The seabed of l’Ampolla, biodiversity in pure state

The seabed of l’Ampolla hosts a whole ecosystem full of biodiversity that not only stands out for its natural beauty, but also for its interest as a habitat of high environmental value. These marine extensions find shelter part of one of the most important colonies of Posidonia on the Mediterranean coast, which has made this place a true paradise for divers.

Get in to enjoy and discover the great underwater meadows that are on the marine ecosystems of l’Ampolla!

It’s not dirtiness!

Storms and heavy seas pull up roots and break off foliage from marine plants which is then washed up onto the shore. It is often mixed with marine litter and it doesn’t mean the beaches or sea are dirty. It’s important to leave it on the beach in the winter as this natural barrier protects the sand and beachside walkways from the effects of storms.

Remember: What you see is not dirt; these plants are our natural allies!

The marine ecosystems of Fangar Bay

The seabed of l’Ampolla hosts submarine meadows of marine phanerogams such as Slender Seagrass (Cymodocea nodosa) and Posidonia (Posidonia oceanica). These are plants with roots, stems, flowers and fruits. This submarine meadow helps to protect the coastline as it reduces the effects of waves on the shore during storms and also provide food and shelter to a wide variety of fish and other marine species.

Corals and deep sponges

On the seabed there is also a wide range of animals that live fixed. The sponges filter the water to get food and oxygen.

The cladocora coral (Cladocora caespitosa) are very sensitive and lives in colony. The sponges and coral are essencials for the sea and ocean because they help to preservate the biodiversity.

The snakelocks anemones (Anemonia viridis) are of the animal genre and can give off a substance causing a nasty rash like the jellyfish.

On the rocks we can find sea slugs or sea butterflies that don’t reach 2 cm like the Elysia timida. To the background we can find hermit crab, they don’t have armor like the other crabs and therefore inhabit the empty shells around them.

Mussels and oysters

In the marine ecosystem of l’Ampolla we also find mussels and oysters. In the Bay of the Fangar you can visit the musse bedl, where they are grown the mussels (Mytilus galloprovincialis) and Pacific oyster (Crassostrea gigas.)
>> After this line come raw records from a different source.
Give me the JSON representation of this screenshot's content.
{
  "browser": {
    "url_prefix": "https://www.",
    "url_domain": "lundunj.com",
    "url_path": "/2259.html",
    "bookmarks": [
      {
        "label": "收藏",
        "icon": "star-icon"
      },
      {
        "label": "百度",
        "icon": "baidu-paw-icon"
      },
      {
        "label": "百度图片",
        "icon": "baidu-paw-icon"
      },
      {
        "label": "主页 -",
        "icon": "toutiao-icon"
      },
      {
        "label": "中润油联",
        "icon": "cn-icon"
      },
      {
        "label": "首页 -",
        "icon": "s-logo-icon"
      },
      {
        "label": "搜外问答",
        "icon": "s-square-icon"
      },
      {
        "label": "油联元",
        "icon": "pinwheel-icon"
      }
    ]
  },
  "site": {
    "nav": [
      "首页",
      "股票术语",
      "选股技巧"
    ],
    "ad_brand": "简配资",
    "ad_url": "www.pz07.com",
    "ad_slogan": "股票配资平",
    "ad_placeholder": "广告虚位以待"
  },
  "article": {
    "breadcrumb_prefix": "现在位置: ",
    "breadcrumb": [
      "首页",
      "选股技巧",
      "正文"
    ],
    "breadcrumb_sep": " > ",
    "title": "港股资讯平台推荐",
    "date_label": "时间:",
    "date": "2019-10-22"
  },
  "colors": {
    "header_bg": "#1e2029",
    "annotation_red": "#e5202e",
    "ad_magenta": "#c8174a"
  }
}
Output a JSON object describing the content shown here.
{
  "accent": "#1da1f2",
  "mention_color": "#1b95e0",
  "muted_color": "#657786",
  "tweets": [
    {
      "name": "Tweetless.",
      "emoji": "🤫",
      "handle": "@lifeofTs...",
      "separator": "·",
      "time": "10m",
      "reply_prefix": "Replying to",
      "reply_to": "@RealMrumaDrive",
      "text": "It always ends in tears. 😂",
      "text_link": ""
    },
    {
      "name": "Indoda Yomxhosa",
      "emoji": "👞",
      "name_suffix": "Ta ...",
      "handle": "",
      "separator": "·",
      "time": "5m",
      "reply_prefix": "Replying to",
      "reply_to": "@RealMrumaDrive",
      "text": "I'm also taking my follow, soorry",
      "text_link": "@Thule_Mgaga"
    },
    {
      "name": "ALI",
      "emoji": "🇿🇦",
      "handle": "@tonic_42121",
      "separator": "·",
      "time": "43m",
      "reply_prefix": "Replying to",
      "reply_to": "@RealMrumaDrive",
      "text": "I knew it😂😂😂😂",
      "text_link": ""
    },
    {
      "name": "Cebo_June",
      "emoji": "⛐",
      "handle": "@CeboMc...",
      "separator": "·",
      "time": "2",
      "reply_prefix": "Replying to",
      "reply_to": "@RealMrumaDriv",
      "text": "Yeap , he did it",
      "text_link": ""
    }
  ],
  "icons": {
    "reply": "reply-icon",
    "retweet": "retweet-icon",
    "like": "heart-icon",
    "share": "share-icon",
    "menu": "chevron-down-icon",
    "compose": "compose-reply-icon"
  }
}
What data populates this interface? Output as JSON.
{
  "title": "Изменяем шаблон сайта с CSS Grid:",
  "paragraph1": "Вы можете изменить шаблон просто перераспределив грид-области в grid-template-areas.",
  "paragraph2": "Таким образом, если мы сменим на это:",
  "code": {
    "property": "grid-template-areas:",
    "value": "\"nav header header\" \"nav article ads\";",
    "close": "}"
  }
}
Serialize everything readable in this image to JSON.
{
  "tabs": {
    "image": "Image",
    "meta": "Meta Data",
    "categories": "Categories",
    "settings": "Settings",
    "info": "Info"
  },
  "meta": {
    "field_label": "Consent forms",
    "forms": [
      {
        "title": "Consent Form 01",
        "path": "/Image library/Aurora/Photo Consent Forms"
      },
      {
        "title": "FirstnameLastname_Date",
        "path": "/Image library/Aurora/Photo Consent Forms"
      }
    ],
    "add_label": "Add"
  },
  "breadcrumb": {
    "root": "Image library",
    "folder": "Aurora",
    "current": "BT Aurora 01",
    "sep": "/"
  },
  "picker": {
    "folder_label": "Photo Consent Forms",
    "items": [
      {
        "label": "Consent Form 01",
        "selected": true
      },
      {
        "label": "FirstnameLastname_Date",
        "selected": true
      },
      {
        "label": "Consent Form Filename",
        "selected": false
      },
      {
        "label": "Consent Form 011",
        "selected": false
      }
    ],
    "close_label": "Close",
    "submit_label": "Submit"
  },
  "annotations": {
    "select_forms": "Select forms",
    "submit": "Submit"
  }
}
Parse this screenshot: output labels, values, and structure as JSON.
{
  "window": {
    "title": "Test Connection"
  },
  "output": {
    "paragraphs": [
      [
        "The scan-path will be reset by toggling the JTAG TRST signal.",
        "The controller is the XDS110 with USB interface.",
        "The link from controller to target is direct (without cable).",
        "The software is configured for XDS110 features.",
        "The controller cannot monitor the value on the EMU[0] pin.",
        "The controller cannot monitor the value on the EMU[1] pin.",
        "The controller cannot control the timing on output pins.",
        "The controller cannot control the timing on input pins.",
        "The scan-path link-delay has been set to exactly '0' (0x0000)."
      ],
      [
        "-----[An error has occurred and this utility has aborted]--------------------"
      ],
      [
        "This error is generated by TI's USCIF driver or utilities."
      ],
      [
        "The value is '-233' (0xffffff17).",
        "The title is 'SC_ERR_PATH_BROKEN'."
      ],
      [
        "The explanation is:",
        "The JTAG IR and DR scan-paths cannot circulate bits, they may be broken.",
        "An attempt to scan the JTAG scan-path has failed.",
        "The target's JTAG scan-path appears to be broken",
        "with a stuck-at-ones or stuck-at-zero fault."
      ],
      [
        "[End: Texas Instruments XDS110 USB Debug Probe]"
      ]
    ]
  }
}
Thanks to the wealth of nutrients, in this habitat it is also possible to find the noble pen shell (Pinna nobilis 😉 is the largest bivalve mollusc in the Mediterranean and can measure up to 120cm in length. It is a protected species which can live for up to twenty years. Its ability to filter ten litres of water a day makes it a great natural water purification system.